Challenge C 6: Deduce, using the strand model, an analytical approximation for particle mass ratios or particle masses. The approximation could be based on ropelength or on the W/Z mass ratio calculation - but does not have to be. Prize: 1000 euro – and publish the solution!
Challenge C 7: Find, using the strand model, an analytical approximation for probabilities of core shape changes. Prize: 1000 euro – and publish the solution!
Challenge C 9: Describe, for the strand model, the relation between strand distance and the modulus of the wave function. Prize: 50 euro.
Challenge C 10: Deduce in a simple way, for the strand model or for textbook quantum mechanics, Schwinger's quantum action principle from the quantum of action. Prize: 100 euro.
Challenge C 11: Find, for the strand model, a simple visualization of the weak mixing angle, also called the 'Weinberg angle'. Prize: 100 euro.
Challenge C 13: Describe, for the strand model, the precise phase choices for a crossing that lead to SU(3) invariance. Prize: 200 euro.
Challenge C 14: Visualize, for the strand model, the relation between SU(3) in the harmonic oscillator and SU(3) due to the third Reidemeister move. Prize: 200 euro.
Challenge C 15: Check and estimate the six basic lepton tangles and their ropelength. Prize: a surprise.
Challenge C 17: Confirm or invalidate the new W and Z tangles defined with the help of strands. Prize: a surprise.
PRIZE WINNERS for previous challenges
Solved challenge A 1: The parking problem. Find the minimum number of times one has to drive backwards and forwards to leave from a parking space, when the available space and the geometry of the car are given. Look up the details by searching for 'car parking' in the book index. After several attempts by others, the prize has been awarded to Daniel Hawkins.
Solved challenge A 11: Provide a research literature reference for the diffusive speed of light in the solar interior. Prize awarded to Zach Espiritu.
Solved challenge A 13: Send in a quality CAD drawing of a Foucault gyroscope. Prize also awarded to Zach Espiritu.
Solved challenge A 14: Take and send in a beautiful and clear photograph of how a candle flame reacts to a rubbed comb or, better, of how it splits in a high electric field. Prize awarded to Shubham Das and Rakesh Kumar.

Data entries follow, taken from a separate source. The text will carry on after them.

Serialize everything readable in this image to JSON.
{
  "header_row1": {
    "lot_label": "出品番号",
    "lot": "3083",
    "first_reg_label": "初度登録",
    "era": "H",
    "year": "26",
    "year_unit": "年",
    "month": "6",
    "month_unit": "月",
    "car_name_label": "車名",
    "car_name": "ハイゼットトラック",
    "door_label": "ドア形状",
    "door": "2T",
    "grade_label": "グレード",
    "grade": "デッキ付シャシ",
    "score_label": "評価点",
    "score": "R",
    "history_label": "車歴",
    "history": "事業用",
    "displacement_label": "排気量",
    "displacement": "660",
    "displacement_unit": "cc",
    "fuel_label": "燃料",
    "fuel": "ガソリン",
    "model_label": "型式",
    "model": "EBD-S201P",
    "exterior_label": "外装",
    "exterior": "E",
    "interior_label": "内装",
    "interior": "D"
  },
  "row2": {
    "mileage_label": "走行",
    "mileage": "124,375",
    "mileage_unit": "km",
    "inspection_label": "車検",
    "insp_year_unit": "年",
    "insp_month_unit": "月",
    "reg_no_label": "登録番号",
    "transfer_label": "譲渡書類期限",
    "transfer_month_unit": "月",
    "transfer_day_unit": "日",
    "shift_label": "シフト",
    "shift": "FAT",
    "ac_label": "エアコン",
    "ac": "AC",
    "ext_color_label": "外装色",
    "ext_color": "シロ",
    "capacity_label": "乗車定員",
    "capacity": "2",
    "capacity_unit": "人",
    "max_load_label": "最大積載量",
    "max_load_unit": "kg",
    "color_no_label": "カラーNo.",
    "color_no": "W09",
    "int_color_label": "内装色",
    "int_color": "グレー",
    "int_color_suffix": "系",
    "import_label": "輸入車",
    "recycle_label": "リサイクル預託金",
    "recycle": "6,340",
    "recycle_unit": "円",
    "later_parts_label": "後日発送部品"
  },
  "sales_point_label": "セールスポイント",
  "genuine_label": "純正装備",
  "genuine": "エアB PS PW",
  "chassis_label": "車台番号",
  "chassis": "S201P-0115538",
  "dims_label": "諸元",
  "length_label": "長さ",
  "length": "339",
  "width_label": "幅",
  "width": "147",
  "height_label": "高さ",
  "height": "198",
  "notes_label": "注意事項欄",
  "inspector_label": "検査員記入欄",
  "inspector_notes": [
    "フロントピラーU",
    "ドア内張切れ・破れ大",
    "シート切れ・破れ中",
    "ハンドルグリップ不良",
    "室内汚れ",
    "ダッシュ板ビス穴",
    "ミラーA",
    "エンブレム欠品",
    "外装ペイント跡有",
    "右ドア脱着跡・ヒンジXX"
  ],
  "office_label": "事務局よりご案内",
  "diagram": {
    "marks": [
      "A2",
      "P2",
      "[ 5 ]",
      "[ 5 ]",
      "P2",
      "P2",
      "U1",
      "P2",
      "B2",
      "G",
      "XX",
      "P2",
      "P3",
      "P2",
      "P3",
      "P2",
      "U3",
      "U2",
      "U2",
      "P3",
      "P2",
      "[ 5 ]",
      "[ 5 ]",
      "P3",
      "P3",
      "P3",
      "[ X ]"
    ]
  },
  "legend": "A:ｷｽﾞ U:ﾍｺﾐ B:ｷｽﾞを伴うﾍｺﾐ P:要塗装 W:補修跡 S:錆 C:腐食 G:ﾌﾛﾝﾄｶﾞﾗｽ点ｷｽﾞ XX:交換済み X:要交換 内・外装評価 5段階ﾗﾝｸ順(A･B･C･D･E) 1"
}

Solved challenge A 20: Produce an animation that is unique throughout the world, one that shows clearly how two belts behave as fermions under exchange, complementing the now standard visualisation that a belt behaves like a fermion under rotations. Together with the usual belt trick, the animation would thus visualize the spin-statistics theorem for spin 1/2. The ideas and the original physical behaviour to be shown are straightforward, but the graphic work will take a bit of patience. The resulting animation would extend the applet shown at http://www.gregegan.net/APPLETS/21/21.html to a situation with two belt buckles and four belts. If you are interested, get in touch with me. One option could be to start with the software at http://www.cs.indiana.edu/~hansona/quatvis/Belt-Trick/index.html and then expanding it. The resulting animation will be unique world-wide, and I would build it into the text. The prize goes to Antonio Martos for his wonderful animation.

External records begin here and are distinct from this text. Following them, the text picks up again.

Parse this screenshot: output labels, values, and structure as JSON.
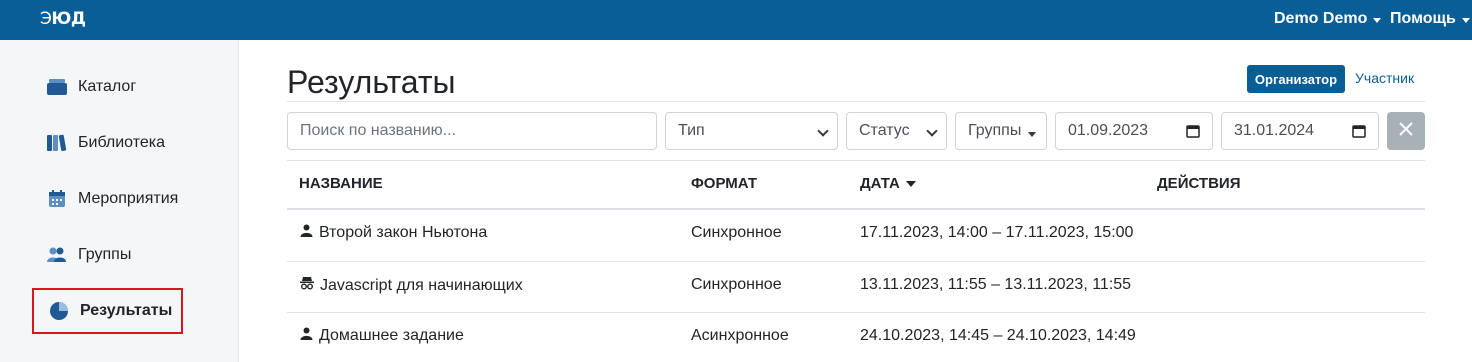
{
  "app": {
    "logo_text": "ЮД",
    "logo_prefix": "Э"
  },
  "topbar": {
    "user_menu": "Demo Demo",
    "help_menu": "Помощь"
  },
  "sidebar": {
    "items": [
      {
        "label": "Каталог",
        "icon": "catalog-icon"
      },
      {
        "label": "Библиотека",
        "icon": "library-icon"
      },
      {
        "label": "Мероприятия",
        "icon": "calendar-icon"
      },
      {
        "label": "Группы",
        "icon": "groups-icon"
      },
      {
        "label": "Результаты",
        "icon": "pie-chart-icon",
        "active": true
      }
    ]
  },
  "page": {
    "title": "Результаты",
    "roles": {
      "organizer": "Организатор",
      "participant": "Участник"
    }
  },
  "filters": {
    "search_placeholder": "Поиск по названию...",
    "type": "Тип",
    "status": "Статус",
    "groups": "Группы",
    "date_from": "01.09.2023",
    "date_to": "31.01.2024"
  },
  "table": {
    "headers": {
      "name": "Название",
      "format": "Формат",
      "date": "Дата",
      "actions": "Действия"
    },
    "rows": [
      {
        "icon": "user-icon",
        "name": "Второй закон Ньютона",
        "format": "Синхронное",
        "date": "17.11.2023, 14:00 – 17.11.2023, 15:00"
      },
      {
        "icon": "incognito-icon",
        "name": "Javascript для начинающих",
        "format": "Синхронное",
        "date": "13.11.2023, 11:55 – 13.11.2023, 11:55"
      },
      {
        "icon": "user-icon",
        "name": "Домашнее задание",
        "format": "Асинхронное",
        "date": "24.10.2023, 14:45 – 24.10.2023, 14:49"
      }
    ]
  },
  "colors": {
    "brand": "#0a5e96",
    "highlight": "#d9151e",
    "clear_button": "#a9b1b8"
  }
}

Solved challenge C 4: Extrapolate the measured up and down quark masses to Planck energy, using the standard model. Solved by Shun Zhou.
Solved challenge C 8: Formulate, for the strand model, a simple relation between strand diameter and the Planck time. Solved in the new edition of volume VI.

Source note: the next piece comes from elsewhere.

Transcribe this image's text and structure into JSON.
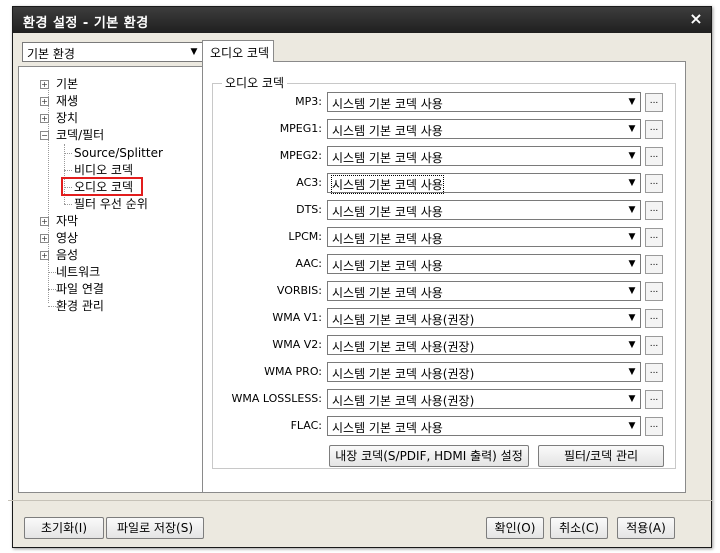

Solved challenge C 12: Find, for the strand model, a compelling deduction of the gluon tangles. Solved in the new edition of volume VI.
Solved challenge C 16: Calculate or estimate the ropelength of the (corrected) Higgs tangle (volume VI). Solved by Eric Rawdon and Rob Sharein.
Solved challenge F 1: Discover the correct tangles, in volume VI, for the leptons. Solved in 2018 by CS.
Solved challenge F 2: Draw a 3d picture in eps format of space-time curvature like the one linked here and allow me to use it in the text. Solved in 2018 by Farooq Ahmad Bhat.